◆ Description of the task
Your task is to copy every line of the entries that contains "rozwiązania".
==== Given data ====
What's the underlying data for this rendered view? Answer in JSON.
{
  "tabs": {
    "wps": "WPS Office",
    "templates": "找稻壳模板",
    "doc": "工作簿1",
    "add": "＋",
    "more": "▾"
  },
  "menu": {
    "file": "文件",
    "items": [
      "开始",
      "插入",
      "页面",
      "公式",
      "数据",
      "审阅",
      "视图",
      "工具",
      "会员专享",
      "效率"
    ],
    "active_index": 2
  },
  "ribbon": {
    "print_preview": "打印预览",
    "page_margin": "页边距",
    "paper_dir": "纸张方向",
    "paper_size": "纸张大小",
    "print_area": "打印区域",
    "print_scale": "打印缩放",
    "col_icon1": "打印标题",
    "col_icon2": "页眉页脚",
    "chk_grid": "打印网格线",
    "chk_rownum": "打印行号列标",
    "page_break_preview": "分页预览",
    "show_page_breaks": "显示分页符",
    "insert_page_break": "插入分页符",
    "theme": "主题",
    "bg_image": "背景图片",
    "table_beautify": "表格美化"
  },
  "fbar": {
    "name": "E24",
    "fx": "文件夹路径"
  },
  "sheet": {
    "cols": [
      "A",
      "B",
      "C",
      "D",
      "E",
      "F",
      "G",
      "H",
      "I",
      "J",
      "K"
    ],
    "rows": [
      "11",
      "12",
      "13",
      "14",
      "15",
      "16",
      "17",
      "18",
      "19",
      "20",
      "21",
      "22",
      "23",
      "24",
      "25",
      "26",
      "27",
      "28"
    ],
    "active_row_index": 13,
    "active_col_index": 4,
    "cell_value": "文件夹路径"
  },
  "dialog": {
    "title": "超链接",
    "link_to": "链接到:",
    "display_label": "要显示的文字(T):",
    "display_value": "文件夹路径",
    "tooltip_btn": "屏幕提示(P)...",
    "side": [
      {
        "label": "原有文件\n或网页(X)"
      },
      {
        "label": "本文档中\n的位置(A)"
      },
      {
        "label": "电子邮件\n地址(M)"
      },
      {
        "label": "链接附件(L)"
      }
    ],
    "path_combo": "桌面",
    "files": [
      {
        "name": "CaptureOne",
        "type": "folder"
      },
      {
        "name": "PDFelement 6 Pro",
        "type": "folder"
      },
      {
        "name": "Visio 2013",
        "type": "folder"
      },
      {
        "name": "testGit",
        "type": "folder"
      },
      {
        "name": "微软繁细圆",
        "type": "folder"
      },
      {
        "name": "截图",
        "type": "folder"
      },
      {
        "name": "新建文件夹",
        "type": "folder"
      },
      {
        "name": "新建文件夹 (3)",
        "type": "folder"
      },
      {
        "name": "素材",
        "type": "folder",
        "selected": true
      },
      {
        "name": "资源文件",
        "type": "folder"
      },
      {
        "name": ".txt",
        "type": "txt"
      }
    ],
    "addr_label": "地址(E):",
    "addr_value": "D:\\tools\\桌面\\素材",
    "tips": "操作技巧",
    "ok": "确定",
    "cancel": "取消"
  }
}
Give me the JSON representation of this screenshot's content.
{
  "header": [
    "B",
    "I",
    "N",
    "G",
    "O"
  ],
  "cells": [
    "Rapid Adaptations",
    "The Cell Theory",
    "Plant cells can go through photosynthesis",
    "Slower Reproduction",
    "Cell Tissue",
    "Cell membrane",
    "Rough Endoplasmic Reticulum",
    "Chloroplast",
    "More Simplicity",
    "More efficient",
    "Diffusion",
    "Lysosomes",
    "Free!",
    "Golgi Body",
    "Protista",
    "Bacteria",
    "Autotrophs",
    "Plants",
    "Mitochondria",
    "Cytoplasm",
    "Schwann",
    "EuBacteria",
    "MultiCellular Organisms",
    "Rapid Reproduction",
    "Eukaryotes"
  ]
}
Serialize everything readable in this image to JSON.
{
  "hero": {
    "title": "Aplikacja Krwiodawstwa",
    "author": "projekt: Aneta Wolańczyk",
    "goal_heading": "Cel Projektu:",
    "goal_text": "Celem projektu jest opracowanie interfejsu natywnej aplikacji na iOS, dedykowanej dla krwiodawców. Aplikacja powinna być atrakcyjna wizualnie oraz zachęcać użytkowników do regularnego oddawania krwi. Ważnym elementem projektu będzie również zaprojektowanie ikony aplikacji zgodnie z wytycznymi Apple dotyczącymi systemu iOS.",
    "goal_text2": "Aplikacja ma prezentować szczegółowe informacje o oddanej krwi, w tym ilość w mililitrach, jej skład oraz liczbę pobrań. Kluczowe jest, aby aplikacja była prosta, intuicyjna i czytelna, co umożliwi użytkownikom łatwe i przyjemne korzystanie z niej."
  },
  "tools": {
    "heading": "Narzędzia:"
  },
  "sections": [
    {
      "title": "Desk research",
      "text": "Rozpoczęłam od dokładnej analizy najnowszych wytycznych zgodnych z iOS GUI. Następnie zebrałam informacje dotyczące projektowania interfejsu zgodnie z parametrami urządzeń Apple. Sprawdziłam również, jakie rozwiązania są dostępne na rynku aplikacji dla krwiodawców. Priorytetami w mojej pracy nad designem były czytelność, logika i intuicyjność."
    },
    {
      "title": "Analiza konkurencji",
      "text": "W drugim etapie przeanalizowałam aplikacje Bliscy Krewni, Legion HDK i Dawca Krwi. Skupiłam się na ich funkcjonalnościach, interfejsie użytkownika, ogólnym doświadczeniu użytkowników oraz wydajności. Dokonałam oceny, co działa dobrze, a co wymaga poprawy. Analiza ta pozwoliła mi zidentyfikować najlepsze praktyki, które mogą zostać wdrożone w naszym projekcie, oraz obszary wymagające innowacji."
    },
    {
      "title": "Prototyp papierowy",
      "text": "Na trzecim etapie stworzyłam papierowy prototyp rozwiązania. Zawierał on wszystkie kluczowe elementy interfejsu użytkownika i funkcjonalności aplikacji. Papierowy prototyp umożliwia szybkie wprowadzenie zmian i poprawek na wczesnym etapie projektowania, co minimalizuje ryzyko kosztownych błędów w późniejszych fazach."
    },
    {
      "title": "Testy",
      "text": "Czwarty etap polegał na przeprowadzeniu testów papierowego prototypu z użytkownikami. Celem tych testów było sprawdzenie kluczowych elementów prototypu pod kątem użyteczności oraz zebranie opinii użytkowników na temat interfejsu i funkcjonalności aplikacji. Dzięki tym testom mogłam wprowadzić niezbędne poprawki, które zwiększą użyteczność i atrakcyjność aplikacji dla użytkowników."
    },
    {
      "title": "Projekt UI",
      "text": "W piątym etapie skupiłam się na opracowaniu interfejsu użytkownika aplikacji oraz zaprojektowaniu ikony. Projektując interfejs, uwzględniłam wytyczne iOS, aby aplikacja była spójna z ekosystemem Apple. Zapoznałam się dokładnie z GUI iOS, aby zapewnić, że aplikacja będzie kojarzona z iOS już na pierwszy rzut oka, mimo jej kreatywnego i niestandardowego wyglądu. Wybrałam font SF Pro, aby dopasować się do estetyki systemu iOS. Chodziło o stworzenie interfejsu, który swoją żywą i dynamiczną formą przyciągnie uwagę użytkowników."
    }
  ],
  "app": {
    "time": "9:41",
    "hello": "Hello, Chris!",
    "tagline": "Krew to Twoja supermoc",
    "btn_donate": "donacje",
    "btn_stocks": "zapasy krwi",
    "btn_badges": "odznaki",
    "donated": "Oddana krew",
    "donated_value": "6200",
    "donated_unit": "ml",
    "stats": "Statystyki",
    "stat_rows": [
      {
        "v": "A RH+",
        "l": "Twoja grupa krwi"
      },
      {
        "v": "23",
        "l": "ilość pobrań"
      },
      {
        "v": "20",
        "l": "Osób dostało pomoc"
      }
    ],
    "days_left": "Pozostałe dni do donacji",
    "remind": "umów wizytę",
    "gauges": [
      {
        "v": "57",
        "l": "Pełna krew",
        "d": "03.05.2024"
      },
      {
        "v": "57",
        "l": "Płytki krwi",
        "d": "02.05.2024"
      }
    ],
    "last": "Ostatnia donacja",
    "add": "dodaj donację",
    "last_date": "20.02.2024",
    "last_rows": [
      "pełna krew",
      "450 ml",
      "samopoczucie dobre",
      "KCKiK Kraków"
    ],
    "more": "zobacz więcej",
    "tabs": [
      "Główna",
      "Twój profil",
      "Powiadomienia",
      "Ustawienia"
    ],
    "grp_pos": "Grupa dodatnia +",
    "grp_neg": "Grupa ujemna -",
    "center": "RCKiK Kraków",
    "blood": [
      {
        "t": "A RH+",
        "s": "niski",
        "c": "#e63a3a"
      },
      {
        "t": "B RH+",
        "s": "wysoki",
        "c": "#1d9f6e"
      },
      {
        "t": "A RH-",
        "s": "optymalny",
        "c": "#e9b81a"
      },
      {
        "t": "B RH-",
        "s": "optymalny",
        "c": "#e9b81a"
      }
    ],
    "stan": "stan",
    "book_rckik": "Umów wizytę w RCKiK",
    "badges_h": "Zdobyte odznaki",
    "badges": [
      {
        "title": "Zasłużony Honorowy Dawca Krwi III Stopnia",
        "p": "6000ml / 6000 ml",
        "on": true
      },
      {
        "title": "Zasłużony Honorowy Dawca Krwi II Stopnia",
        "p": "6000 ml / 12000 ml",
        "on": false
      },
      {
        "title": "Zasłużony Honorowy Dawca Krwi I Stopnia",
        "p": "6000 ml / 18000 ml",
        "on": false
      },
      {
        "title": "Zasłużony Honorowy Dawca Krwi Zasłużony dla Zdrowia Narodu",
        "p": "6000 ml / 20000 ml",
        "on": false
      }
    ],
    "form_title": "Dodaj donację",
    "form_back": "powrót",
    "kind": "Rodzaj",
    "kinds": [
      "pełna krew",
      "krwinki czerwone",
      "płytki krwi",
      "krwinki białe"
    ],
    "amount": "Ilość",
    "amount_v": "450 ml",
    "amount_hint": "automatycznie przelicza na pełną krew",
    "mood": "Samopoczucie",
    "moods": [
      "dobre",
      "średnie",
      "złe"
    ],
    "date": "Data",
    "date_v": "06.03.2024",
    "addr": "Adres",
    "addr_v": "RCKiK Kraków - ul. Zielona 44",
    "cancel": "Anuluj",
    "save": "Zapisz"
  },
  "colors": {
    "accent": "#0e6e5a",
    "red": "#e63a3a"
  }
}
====
◆ Result below
      "text": "Rozpoczęłam od dokładnej analizy najnowszych wytycznych zgodnych z iOS GUI. Następnie zebrałam informacje dotyczące projektowania interfejsu zgodnie z parametrami urządzeń Apple. Sprawdziłam również, jakie rozwiązania są dostępne na rynku aplikacji dla krwiodawców. Priorytetami w mojej pracy nad designem były czytelność, logika i intuicyjność."
      "text": "Na trzecim etapie stworzyłam papierowy prototyp rozwiązania. Zawierał on wszystkie kluczowe elementy interfejsu użytkownika i funkcjonalności aplikacji. Papierowy prototyp umożliwia szybkie wprowadzenie zmian i poprawek na wczesnym etapie projektowania, co minimalizuje ryzyko kosztownych błędów w późniejszych fazach."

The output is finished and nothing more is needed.